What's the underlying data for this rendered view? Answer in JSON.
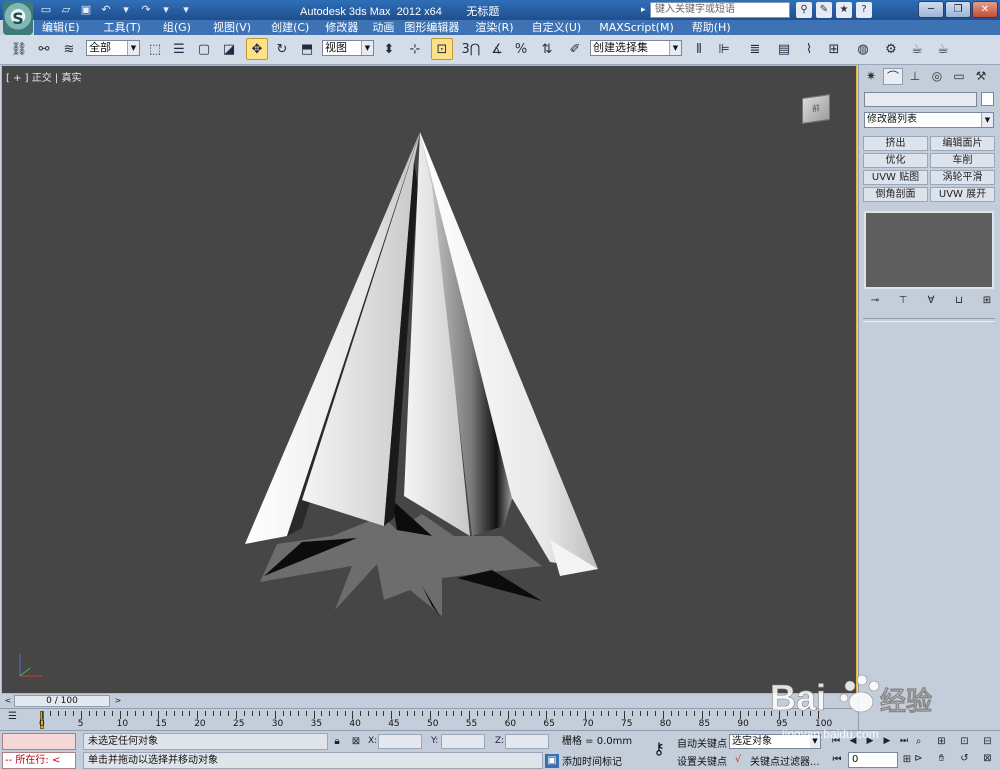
{
  "title_bar": {
    "title": "Autodesk 3ds Max  2012 x64        无标题",
    "search_placeholder": "键入关键字或短语",
    "window_buttons": [
      "─",
      "❐",
      "✕"
    ]
  },
  "menu": {
    "items": [
      "编辑(E)",
      "工具(T)",
      "组(G)",
      "视图(V)",
      "创建(C)",
      "修改器",
      "动画",
      "图形编辑器",
      "渲染(R)",
      "自定义(U)",
      "MAXScript(M)",
      "帮助(H)"
    ]
  },
  "toolbar": {
    "selection_filter": "全部",
    "reference_coord": "视图",
    "named_selection": "创建选择集",
    "snap_labels": [
      "3",
      "2.5",
      "%"
    ]
  },
  "viewport": {
    "label": "[ + ] 正交 | 真实 ",
    "viewcube_label": "前",
    "shading": "smooth-gray"
  },
  "command_panel": {
    "tabs": [
      "create-icon",
      "modify-icon",
      "hierarchy-icon",
      "motion-icon",
      "display-icon",
      "utilities-icon"
    ],
    "active_tab": 1,
    "modifier_list": "修改器列表",
    "modifier_buttons": [
      "挤出",
      "编辑面片",
      "优化",
      "车削",
      "UVW 贴图",
      "涡轮平滑",
      "倒角剖面",
      "UVW 展开"
    ]
  },
  "timeline": {
    "frame_display": "0 / 100",
    "ticks": [
      "0",
      "5",
      "10",
      "15",
      "20",
      "25",
      "30",
      "35",
      "40",
      "45",
      "50",
      "55",
      "60",
      "65",
      "70",
      "75",
      "80",
      "85",
      "90",
      "95",
      "100"
    ]
  },
  "status": {
    "script_run": "-- 所在行:  <",
    "selection_status": "未选定任何对象",
    "prompt": "单击并拖动以选择并移动对象",
    "x_label": "X:",
    "y_label": "Y:",
    "z_label": "Z:",
    "grid": "栅格 = 0.0mm",
    "add_time_tag": "添加时间标记",
    "auto_key": "自动关键点",
    "set_key": "设置关键点",
    "selected_drop": "选定对象",
    "key_filters": "关键点过滤器...",
    "current_frame": "0"
  },
  "watermark": {
    "brand": "Bai",
    "brand_tail": "经验",
    "url": "jingyan.baidu.com"
  }
}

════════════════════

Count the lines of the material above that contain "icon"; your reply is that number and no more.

## Exercise solution
6